* [YOUR OBJECTIVE]
Reproduce every record exactly.

* [EXERCISE DATA]
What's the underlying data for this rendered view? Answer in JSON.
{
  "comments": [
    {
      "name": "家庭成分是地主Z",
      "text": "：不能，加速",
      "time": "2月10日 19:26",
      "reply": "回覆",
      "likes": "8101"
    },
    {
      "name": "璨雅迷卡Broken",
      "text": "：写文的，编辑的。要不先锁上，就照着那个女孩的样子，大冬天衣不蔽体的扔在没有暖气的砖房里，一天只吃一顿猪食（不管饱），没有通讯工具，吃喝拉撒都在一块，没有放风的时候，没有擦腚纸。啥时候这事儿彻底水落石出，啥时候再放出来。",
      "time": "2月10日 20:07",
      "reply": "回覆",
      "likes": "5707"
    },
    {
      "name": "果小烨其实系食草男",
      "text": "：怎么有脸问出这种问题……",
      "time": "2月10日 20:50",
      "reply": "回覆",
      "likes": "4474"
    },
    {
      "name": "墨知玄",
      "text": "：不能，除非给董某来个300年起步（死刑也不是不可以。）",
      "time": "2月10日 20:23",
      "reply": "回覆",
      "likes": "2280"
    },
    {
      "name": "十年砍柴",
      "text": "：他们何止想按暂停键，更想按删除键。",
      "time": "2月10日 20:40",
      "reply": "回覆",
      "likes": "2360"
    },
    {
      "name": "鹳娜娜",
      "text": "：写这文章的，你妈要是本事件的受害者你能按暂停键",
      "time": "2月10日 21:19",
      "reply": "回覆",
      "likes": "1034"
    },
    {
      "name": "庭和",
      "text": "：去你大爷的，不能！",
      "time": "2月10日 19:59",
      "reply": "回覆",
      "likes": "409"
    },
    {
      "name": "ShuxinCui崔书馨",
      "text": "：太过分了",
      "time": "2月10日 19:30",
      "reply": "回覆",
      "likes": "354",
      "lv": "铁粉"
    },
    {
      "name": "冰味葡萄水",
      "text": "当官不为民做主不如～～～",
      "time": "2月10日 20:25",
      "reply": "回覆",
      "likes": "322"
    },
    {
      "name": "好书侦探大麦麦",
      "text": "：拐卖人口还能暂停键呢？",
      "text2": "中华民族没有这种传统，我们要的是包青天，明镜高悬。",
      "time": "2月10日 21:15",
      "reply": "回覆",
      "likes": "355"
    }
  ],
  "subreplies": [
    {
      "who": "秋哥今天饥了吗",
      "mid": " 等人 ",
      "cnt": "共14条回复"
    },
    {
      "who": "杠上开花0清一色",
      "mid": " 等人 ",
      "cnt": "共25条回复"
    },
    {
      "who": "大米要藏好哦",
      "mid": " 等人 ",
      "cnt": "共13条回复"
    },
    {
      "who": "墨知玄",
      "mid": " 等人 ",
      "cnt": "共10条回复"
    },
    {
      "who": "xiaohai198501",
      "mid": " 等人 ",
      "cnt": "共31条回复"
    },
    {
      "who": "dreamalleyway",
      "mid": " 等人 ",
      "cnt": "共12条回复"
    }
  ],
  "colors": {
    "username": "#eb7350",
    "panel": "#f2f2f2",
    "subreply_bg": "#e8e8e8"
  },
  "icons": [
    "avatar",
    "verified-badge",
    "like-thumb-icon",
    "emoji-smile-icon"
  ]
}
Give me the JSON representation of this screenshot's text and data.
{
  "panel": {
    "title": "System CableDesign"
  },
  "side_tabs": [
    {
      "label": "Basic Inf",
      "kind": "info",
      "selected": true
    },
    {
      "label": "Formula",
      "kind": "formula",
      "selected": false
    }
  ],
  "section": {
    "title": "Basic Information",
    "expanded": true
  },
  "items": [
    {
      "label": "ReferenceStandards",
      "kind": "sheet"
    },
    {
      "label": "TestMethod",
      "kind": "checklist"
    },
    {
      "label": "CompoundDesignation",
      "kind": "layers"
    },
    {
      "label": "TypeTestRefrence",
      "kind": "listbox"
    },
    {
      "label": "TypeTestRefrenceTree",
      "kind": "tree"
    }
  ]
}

* [SOLUTION BELOW]
What's the underlying data for this rendered view? Answer in JSON.
{
  "comments": [
    {
      "name": "家庭成分是地主Z",
      "text": "：不能，加速",
      "time": "2月10日 19:26",
      "reply": "回覆",
      "likes": "8101"
    },
    {
      "name": "璨雅迷卡Broken",
      "text": "：写文的，编辑的。要不先锁上，就照着那个女孩的样子，大冬天衣不蔽体的扔在没有暖气的砖房里，一天只吃一顿猪食（不管饱），没有通讯工具，吃喝拉撒都在一块，没有放风的时候，没有擦腚纸。啥时候这事儿彻底水落石出，啥时候再放出来。",
      "time": "2月10日 20:07",
      "reply": "回覆",
      "likes": "5707"
    },
    {
      "name": "果小烨其实系食草男",
      "text": "：怎么有脸问出这种问题……",
      "time": "2月10日 20:50",
      "reply": "回覆",
      "likes": "4474"
    },
    {
      "name": "墨知玄",
      "text": "：不能，除非给董某来个300年起步（死刑也不是不可以。）",
      "time": "2月10日 20:23",
      "reply": "回覆",
      "likes": "2280"
    },
    {
      "name": "十年砍柴",
      "text": "：他们何止想按暂停键，更想按删除键。",
      "time": "2月10日 20:40",
      "reply": "回覆",
      "likes": "2360"
    },
    {
      "name": "鹳娜娜",
      "text": "：写这文章的，你妈要是本事件的受害者你能按暂停键",
      "time": "2月10日 21:19",
      "reply": "回覆",
      "likes": "1034"
    },
    {
      "name": "庭和",
      "text": "：去你大爷的，不能！",
      "time": "2月10日 19:59",
      "reply": "回覆",
      "likes": "409"
    },
    {
      "name": "ShuxinCui崔书馨",
      "text": "：太过分了",
      "time": "2月10日 19:30",
      "reply": "回覆",
      "likes": "354",
      "lv": "铁粉"
    },
    {
      "name": "冰味葡萄水",
      "text": "当官不为民做主不如～～～",
      "time": "2月10日 20:25",
      "reply": "回覆",
      "likes": "322"
    },
    {
      "name": "好书侦探大麦麦",
      "text": "：拐卖人口还能暂停键呢？",
      "text2": "中华民族没有这种传统，我们要的是包青天，明镜高悬。",
      "time": "2月10日 21:15",
      "reply": "回覆",
      "likes": "355"
    }
  ],
  "subreplies": [
    {
      "who": "秋哥今天饥了吗",
      "mid": " 等人 ",
      "cnt": "共14条回复"
    },
    {
      "who": "杠上开花0清一色",
      "mid": " 等人 ",
      "cnt": "共25条回复"
    },
    {
      "who": "大米要藏好哦",
      "mid": " 等人 ",
      "cnt": "共13条回复"
    },
    {
      "who": "墨知玄",
      "mid": " 等人 ",
      "cnt": "共10条回复"
    },
    {
      "who": "xiaohai198501",
      "mid": " 等人 ",
      "cnt": "共31条回复"
    },
    {
      "who": "dreamalleyway",
      "mid": " 等人 ",
      "cnt": "共12条回复"
    }
  ],
  "colors": {
    "username": "#eb7350",
    "panel": "#f2f2f2",
    "subreply_bg": "#e8e8e8"
  },
  "icons": [
    "avatar",
    "verified-badge",
    "like-thumb-icon",
    "emoji-smile-icon"
  ]
}
Give me the JSON representation of this screenshot's text and data.
{
  "panel": {
    "title": "System CableDesign"
  },
  "side_tabs": [
    {
      "label": "Basic Inf",
      "kind": "info",
      "selected": true
    },
    {
      "label": "Formula",
      "kind": "formula",
      "selected": false
    }
  ],
  "section": {
    "title": "Basic Information",
    "expanded": true
  },
  "items": [
    {
      "label": "ReferenceStandards",
      "kind": "sheet"
    },
    {
      "label": "TestMethod",
      "kind": "checklist"
    },
    {
      "label": "CompoundDesignation",
      "kind": "layers"
    },
    {
      "label": "TypeTestRefrence",
      "kind": "listbox"
    },
    {
      "label": "TypeTestRefrenceTree",
      "kind": "tree"
    }
  ]
}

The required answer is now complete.